§ Exercise details: Nothing but the pictures may be left out. Restate the rest of the entries word for word.

§ Data supplied:
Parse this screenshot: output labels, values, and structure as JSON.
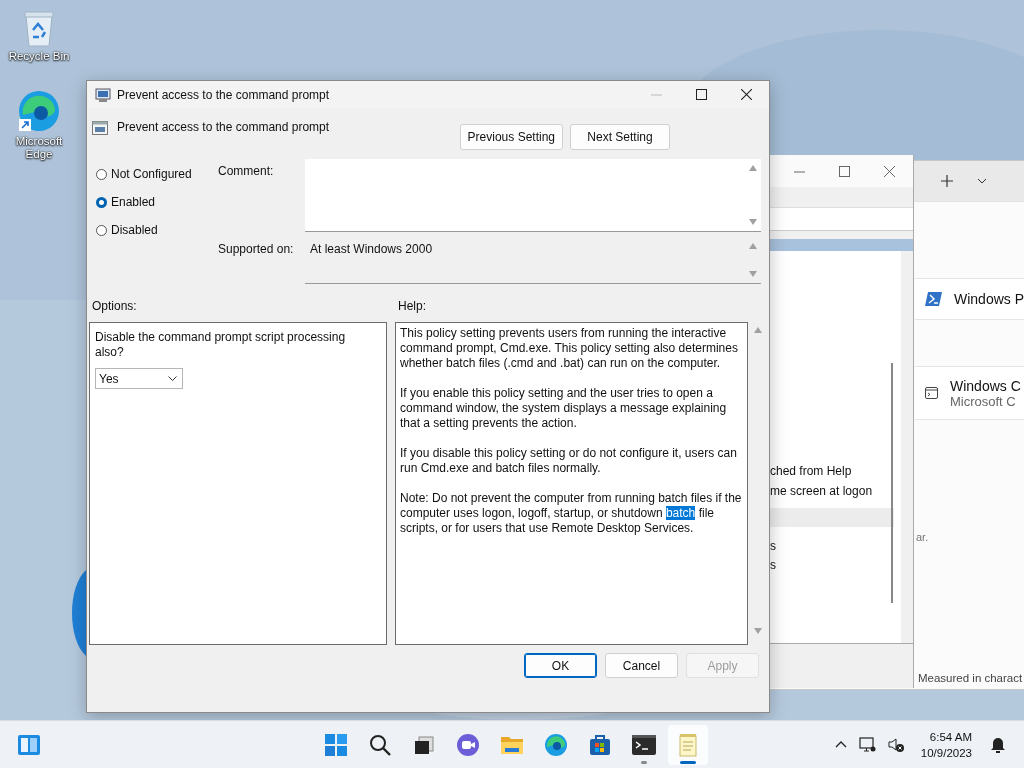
{
  "desktop_icons": [
    {
      "kind": "recycle",
      "label": "Recycle Bin"
    },
    {
      "kind": "edge",
      "label": "Microsoft Edge"
    }
  ],
  "terminal_window": {
    "profiles": [
      {
        "kind": "powershell",
        "title": "Windows P"
      },
      {
        "kind": "console",
        "title": "Windows C",
        "subtitle": "Microsoft C"
      }
    ],
    "note": "ar.",
    "footer": "Measured in charact"
  },
  "editor_window": {
    "lines": [
      "ched from Help",
      "me screen at logon"
    ],
    "list_items": [
      {
        "text": "s"
      },
      {
        "text": "s"
      }
    ]
  },
  "dialog": {
    "title": "Prevent access to the command prompt",
    "policy_title": "Prevent access to the command prompt",
    "nav_buttons": [
      "Previous Setting",
      "Next Setting"
    ],
    "states": [
      {
        "label": "Not Configured",
        "selected": false
      },
      {
        "label": "Enabled",
        "selected": true
      },
      {
        "label": "Disabled",
        "selected": false
      }
    ],
    "comment_label": "Comment:",
    "supported_label": "Supported on:",
    "supported_value": "At least Windows 2000",
    "options_label": "Options:",
    "help_label": "Help:",
    "option_text": "Disable the command prompt script processing also?",
    "option_value": "Yes",
    "help_paragraphs": [
      {
        "text": "This policy setting prevents users from running the interactive command prompt, Cmd.exe.  This policy setting also determines whether batch files (.cmd and .bat) can run on the computer."
      },
      {
        "text": "If you enable this policy setting and the user tries to open a command window, the system displays a message explaining that a setting prevents the action."
      },
      {
        "text": "If you disable this policy setting or do not configure it, users can run Cmd.exe and batch files normally."
      },
      {
        "text": "Note: Do not prevent the computer from running batch files if the computer uses logon, logoff, startup, or shutdown ",
        "selected_text": "batch",
        "text_after": " file scripts, or for users that use Remote Desktop Services."
      }
    ],
    "buttons": [
      {
        "label": "OK",
        "default": true,
        "disabled": false
      },
      {
        "label": "Cancel",
        "default": false,
        "disabled": false
      },
      {
        "label": "Apply",
        "default": false,
        "disabled": true
      }
    ]
  },
  "taskbar": {
    "apps": [
      {
        "kind": "start",
        "running": false,
        "active": false
      },
      {
        "kind": "search",
        "running": false,
        "active": false
      },
      {
        "kind": "taskview",
        "running": false,
        "active": false
      },
      {
        "kind": "chat",
        "running": false,
        "active": false
      },
      {
        "kind": "explorer",
        "running": false,
        "active": false
      },
      {
        "kind": "edge",
        "running": false,
        "active": false
      },
      {
        "kind": "store",
        "running": false,
        "active": false
      },
      {
        "kind": "terminal",
        "running": true,
        "active": false
      },
      {
        "kind": "notepad",
        "running": true,
        "active": true
      }
    ],
    "time": "6:54 AM",
    "date": "10/9/2023"
  }
}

§ Task output:
Parse this screenshot: output labels, values, and structure as JSON.
{
  "desktop_icons": [
    {
      "kind": "recycle",
      "label": "Recycle Bin"
    },
    {
      "kind": "edge",
      "label": "Microsoft Edge"
    }
  ],
  "terminal_window": {
    "profiles": [
      {
        "kind": "powershell",
        "title": "Windows P"
      },
      {
        "kind": "console",
        "title": "Windows C",
        "subtitle": "Microsoft C"
      }
    ],
    "note": "ar.",
    "footer": "Measured in charact"
  },
  "editor_window": {
    "lines": [
      "ched from Help",
      "me screen at logon"
    ],
    "list_items": [
      {
        "text": "s"
      },
      {
        "text": "s"
      }
    ]
  },
  "dialog": {
    "title": "Prevent access to the command prompt",
    "policy_title": "Prevent access to the command prompt",
    "nav_buttons": [
      "Previous Setting",
      "Next Setting"
    ],
    "states": [
      {
        "label": "Not Configured",
        "selected": false
      },
      {
        "label": "Enabled",
        "selected": true
      },
      {
        "label": "Disabled",
        "selected": false
      }
    ],
    "comment_label": "Comment:",
    "supported_label": "Supported on:",
    "supported_value": "At least Windows 2000",
    "options_label": "Options:",
    "help_label": "Help:",
    "option_text": "Disable the command prompt script processing also?",
    "option_value": "Yes",
    "help_paragraphs": [
      {
        "text": "This policy setting prevents users from running the interactive command prompt, Cmd.exe.  This policy setting also determines whether batch files (.cmd and .bat) can run on the computer."
      },
      {
        "text": "If you enable this policy setting and the user tries to open a command window, the system displays a message explaining that a setting prevents the action."
      },
      {
        "text": "If you disable this policy setting or do not configure it, users can run Cmd.exe and batch files normally."
      },
      {
        "text": "Note: Do not prevent the computer from running batch files if the computer uses logon, logoff, startup, or shutdown ",
        "selected_text": "batch",
        "text_after": " file scripts, or for users that use Remote Desktop Services."
      }
    ],
    "buttons": [
      {
        "label": "OK",
        "default": true,
        "disabled": false
      },
      {
        "label": "Cancel",
        "default": false,
        "disabled": false
      },
      {
        "label": "Apply",
        "default": false,
        "disabled": true
      }
    ]
  },
  "taskbar": {
    "apps": [
      {
        "kind": "start",
        "running": false,
        "active": false
      },
      {
        "kind": "search",
        "running": false,
        "active": false
      },
      {
        "kind": "taskview",
        "running": false,
        "active": false
      },
      {
        "kind": "chat",
        "running": false,
        "active": false
      },
      {
        "kind": "explorer",
        "running": false,
        "active": false
      },
      {
        "kind": "edge",
        "running": false,
        "active": false
      },
      {
        "kind": "store",
        "running": false,
        "active": false
      },
      {
        "kind": "terminal",
        "running": true,
        "active": false
      },
      {
        "kind": "notepad",
        "running": true,
        "active": true
      }
    ],
    "time": "6:54 AM",
    "date": "10/9/2023"
  }
}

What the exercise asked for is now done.